The Victorian Government is supporting the clothing manufacturing sector through Ethical Clothing Australia (ECA) in a push to grow and support its workers. 

Ethical Clothing Australia accredits textile, apparel, and footwear businesses to guarantee exacting requirements are met, such as paying employees fairly and ensuring safe working conditions.

In a news release, the government revealed that the Victorian Budget 2023/24 included a $4 million investment to allow Ethical Clothing Australia to accredit and monitor more firms, as well as to provide new instructional materials to guarantee worker safety. 

According to the government, a company’s production activities are audited from design to dispatch in order to achieve certification.

Minister for Industry and Innovation Ben Carroll paid a visit to social venture Clothing the Gaps to observe how Ethical Clothing Australia is assisting its co-founders, Gunditjmara women Laura Thompson and Sarah Sheridan.

Clothing the Gaps, based in Brunswick, is a fashion label that honours Aboriginal people and culture through its designs and products, generating meaningful merchandise. 

The retail and distribution area of the organisation is a centre of Indigenous employment, giving vital job opportunities and supporting people’s careers and ambitions.

The government said it is one of more than 125 businesses approved by Ethical Clothing Australia, along with Assembled Threads and the Arc Clothing Co.

“By backing Ethical Clothing Australia, we’re supporting fair and safer conditions for our textile industry and support workers,” Minister Carroll said. 

Meanwhile, Ethical Clothing Australia National Manager Rachel Reilly remarked that the funding increase will not only allow ECA to continue to develop the accreditation program in Victoria. 

“This funding boost will not only enable ECA to continue to expand the accreditation program in Victoria to protect, uphold and safeguard the rights of Victorian garment workers, but will provide the opportunity to elevate and amplify the voices of business owners, particularly women, of a female-dominated industry,” Reilly explained. 

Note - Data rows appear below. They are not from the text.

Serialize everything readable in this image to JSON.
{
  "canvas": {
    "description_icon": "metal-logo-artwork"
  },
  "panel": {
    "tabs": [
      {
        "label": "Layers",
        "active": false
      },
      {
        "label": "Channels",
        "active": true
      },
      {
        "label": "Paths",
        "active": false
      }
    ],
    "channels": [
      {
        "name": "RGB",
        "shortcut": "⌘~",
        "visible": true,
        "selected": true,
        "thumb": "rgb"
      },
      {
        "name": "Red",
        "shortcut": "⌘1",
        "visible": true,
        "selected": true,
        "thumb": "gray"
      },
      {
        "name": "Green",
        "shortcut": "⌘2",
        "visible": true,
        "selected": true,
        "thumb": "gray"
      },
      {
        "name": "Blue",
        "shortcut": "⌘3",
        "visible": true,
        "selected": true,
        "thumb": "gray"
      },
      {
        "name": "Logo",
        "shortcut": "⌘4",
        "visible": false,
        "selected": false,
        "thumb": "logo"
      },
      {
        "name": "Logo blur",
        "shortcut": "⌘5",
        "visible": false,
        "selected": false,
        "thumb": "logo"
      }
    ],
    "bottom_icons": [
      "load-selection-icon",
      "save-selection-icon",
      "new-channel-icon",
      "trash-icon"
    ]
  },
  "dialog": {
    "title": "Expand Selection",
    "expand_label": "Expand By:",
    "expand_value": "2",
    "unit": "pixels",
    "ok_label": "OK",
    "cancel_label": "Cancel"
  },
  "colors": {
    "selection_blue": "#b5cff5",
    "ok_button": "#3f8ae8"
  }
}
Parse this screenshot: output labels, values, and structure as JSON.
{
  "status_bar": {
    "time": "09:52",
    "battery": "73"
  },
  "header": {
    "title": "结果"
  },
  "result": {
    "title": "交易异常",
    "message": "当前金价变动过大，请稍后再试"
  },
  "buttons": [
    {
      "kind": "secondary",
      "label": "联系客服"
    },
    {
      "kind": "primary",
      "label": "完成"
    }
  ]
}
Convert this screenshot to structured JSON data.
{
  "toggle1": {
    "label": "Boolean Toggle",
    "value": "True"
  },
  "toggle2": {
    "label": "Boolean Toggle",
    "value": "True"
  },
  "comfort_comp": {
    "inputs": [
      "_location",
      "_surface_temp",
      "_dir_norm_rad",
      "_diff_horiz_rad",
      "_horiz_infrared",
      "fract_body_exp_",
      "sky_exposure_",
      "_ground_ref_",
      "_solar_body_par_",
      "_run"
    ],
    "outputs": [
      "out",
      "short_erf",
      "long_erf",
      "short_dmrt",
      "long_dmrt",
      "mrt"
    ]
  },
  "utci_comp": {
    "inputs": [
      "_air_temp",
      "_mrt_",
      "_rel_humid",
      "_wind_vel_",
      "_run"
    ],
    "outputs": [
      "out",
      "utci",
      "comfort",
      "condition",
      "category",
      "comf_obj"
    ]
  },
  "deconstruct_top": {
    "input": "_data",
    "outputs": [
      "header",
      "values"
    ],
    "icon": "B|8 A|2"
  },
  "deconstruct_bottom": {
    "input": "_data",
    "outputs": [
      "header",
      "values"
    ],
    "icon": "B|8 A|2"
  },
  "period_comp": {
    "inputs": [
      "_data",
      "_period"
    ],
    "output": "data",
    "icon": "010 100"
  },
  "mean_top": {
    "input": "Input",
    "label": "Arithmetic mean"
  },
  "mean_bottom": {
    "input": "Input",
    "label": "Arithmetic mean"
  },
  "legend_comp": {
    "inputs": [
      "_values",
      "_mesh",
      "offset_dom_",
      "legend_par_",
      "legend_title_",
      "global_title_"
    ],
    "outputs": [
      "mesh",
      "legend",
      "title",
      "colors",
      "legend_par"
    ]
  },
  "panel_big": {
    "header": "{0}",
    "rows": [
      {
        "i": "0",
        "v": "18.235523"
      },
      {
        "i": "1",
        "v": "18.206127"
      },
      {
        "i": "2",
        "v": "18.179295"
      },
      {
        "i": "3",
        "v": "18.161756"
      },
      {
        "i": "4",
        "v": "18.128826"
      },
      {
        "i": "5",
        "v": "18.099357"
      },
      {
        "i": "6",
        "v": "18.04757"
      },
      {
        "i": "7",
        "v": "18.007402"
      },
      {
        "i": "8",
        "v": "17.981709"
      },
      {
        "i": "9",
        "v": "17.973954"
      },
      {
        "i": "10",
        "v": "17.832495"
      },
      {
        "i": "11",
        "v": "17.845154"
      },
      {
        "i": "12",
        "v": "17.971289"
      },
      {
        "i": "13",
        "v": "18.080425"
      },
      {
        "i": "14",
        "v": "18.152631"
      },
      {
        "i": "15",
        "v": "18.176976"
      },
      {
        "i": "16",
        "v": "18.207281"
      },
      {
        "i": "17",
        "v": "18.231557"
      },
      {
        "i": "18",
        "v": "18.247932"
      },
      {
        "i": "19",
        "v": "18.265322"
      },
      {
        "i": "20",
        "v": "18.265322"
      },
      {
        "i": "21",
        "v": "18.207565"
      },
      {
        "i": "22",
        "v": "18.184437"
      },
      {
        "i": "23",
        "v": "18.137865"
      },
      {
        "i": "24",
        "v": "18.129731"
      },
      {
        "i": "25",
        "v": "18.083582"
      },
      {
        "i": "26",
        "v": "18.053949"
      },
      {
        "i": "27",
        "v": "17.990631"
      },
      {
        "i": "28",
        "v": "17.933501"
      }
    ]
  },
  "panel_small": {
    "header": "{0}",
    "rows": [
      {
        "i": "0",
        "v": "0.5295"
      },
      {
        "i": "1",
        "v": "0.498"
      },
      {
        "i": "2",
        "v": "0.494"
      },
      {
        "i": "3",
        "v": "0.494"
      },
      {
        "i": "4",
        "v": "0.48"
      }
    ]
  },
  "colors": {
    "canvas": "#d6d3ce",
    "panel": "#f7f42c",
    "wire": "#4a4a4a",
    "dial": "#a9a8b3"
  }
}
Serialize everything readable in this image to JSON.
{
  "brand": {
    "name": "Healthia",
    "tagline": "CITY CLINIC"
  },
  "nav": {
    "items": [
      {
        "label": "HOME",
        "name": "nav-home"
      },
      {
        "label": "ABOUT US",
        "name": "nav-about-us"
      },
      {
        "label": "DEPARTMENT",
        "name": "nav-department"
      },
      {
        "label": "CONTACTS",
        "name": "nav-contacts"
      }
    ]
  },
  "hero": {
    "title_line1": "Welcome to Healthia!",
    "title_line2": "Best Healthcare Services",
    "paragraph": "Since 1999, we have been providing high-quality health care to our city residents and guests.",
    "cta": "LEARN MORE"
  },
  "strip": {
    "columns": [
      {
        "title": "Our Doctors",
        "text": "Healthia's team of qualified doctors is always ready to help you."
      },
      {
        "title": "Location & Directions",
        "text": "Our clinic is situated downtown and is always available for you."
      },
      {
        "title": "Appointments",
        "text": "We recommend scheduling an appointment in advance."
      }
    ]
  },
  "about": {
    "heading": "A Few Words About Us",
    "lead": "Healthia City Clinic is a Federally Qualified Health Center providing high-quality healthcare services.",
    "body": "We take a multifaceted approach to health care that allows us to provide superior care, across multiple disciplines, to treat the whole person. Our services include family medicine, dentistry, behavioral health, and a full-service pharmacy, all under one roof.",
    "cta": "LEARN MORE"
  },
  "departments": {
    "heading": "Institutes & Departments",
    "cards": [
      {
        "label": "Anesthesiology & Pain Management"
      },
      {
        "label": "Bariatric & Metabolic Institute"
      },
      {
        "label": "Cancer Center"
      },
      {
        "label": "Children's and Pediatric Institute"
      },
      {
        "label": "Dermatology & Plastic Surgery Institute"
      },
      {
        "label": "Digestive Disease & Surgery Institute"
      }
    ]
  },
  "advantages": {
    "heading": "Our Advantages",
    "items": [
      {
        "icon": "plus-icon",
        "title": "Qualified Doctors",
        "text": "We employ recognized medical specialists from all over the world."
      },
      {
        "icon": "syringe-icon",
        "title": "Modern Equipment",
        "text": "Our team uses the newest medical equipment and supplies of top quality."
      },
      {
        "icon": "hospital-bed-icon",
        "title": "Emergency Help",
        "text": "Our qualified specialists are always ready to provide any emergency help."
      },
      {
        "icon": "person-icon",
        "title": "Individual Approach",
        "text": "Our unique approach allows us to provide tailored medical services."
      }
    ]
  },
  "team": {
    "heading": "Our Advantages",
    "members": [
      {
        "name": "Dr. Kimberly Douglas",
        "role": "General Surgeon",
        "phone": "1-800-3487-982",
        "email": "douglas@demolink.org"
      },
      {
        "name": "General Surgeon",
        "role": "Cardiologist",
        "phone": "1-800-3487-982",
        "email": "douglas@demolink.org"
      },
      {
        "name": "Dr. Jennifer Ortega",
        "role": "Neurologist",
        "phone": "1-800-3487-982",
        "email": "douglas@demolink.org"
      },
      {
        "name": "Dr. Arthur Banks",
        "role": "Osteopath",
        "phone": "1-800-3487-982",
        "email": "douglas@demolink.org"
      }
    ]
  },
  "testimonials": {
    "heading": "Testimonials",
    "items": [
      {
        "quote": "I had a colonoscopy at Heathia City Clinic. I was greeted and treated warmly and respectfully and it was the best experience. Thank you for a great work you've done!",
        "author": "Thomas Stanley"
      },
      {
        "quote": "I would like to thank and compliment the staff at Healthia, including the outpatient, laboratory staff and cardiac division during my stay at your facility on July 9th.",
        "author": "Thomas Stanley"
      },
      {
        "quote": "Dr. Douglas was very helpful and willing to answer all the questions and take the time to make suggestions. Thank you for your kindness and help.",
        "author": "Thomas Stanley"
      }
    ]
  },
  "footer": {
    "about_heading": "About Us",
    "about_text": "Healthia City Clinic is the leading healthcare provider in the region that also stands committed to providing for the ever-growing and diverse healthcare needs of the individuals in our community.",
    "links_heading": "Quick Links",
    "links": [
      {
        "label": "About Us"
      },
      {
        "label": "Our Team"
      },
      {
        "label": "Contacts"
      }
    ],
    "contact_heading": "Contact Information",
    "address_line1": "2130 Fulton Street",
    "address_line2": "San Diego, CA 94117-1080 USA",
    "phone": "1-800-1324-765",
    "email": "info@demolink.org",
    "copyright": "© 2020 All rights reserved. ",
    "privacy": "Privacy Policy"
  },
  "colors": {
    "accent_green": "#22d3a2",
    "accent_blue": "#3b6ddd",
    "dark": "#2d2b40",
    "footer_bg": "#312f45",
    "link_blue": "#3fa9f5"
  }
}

Through Local Jobs First and the Fair Jobs Code, the Labor Government continues to assist local employees.

For more information about Ethical Clothing Australia, you may visit ethicalclothingaustralia.org.au.